::: Task material

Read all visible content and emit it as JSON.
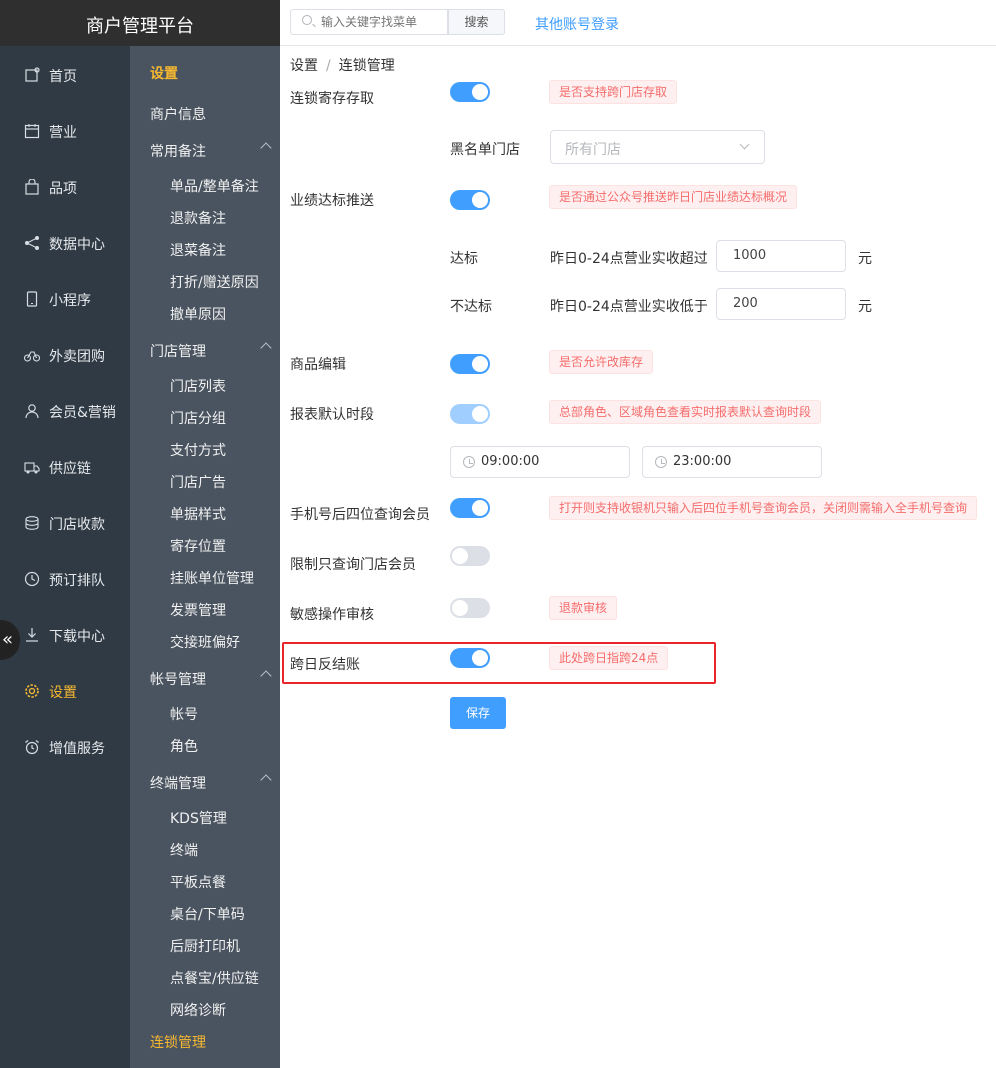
{
  "brand": {
    "title": "商户管理平台"
  },
  "topbar": {
    "search_placeholder": "输入关键字找菜单",
    "search_button": "搜索",
    "other_login": "其他账号登录"
  },
  "nav1": {
    "items": [
      {
        "label": "首页",
        "icon": "home-icon"
      },
      {
        "label": "营业",
        "icon": "calendar-icon"
      },
      {
        "label": "品项",
        "icon": "bag-icon"
      },
      {
        "label": "数据中心",
        "icon": "share-icon"
      },
      {
        "label": "小程序",
        "icon": "phone-icon"
      },
      {
        "label": "外卖团购",
        "icon": "bike-icon"
      },
      {
        "label": "会员&营销",
        "icon": "user-icon"
      },
      {
        "label": "供应链",
        "icon": "truck-icon"
      },
      {
        "label": "门店收款",
        "icon": "coins-icon"
      },
      {
        "label": "预订排队",
        "icon": "clock-icon"
      },
      {
        "label": "下载中心",
        "icon": "download-icon"
      },
      {
        "label": "设置",
        "icon": "gear-icon"
      },
      {
        "label": "增值服务",
        "icon": "alarm-icon"
      }
    ],
    "active_color": "#f7b831"
  },
  "nav2": {
    "title": "设置",
    "merchant_info": "商户信息",
    "groups": {
      "notes": {
        "label": "常用备注",
        "items": [
          "单品/整单备注",
          "退款备注",
          "退菜备注",
          "打折/赠送原因",
          "撤单原因"
        ]
      },
      "store": {
        "label": "门店管理",
        "items": [
          "门店列表",
          "门店分组",
          "支付方式",
          "门店广告",
          "单据样式",
          "寄存位置",
          "挂账单位管理",
          "发票管理",
          "交接班偏好"
        ]
      },
      "account": {
        "label": "帐号管理",
        "items": [
          "帐号",
          "角色"
        ]
      },
      "terminal": {
        "label": "终端管理",
        "items": [
          "KDS管理",
          "终端",
          "平板点餐",
          "桌台/下单码",
          "后厨打印机",
          "点餐宝/供应链",
          "网络诊断"
        ]
      }
    },
    "chain_mgmt": "连锁管理"
  },
  "breadcrumb": {
    "root": "设置",
    "sep": "/",
    "current": "连锁管理"
  },
  "settings": {
    "deposit": {
      "label": "连锁寄存存取",
      "tag": "是否支持跨门店存取"
    },
    "blacklist": {
      "label": "黑名单门店",
      "placeholder": "所有门店"
    },
    "perf_push": {
      "label": "业绩达标推送",
      "tag": "是否通过公众号推送昨日门店业绩达标概况"
    },
    "reach": {
      "label": "达标",
      "desc": "昨日0-24点营业实收超过",
      "value": "1000",
      "unit": "元"
    },
    "not_reach": {
      "label": "不达标",
      "desc": "昨日0-24点营业实收低于",
      "value": "200",
      "unit": "元"
    },
    "goods_edit": {
      "label": "商品编辑",
      "tag": "是否允许改库存"
    },
    "report_period": {
      "label": "报表默认时段",
      "tag": "总部角色、区域角色查看实时报表默认查询时段",
      "start": "09:00:00",
      "end": "23:00:00"
    },
    "phone_last4": {
      "label": "手机号后四位查询会员",
      "tag": "打开则支持收银机只输入后四位手机号查询会员，关闭则需输入全手机号查询"
    },
    "store_member_only": {
      "label": "限制只查询门店会员"
    },
    "sensitive_audit": {
      "label": "敏感操作审核",
      "tag": "退款审核"
    },
    "cross_day": {
      "label": "跨日反结账",
      "tag": "此处跨日指跨24点"
    }
  },
  "save_button": "保存"
}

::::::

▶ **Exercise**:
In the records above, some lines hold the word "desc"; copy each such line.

▶ **Task response**:
      "desc": "昨日0-24点营业实收超过",
      "desc": "昨日0-24点营业实收低于",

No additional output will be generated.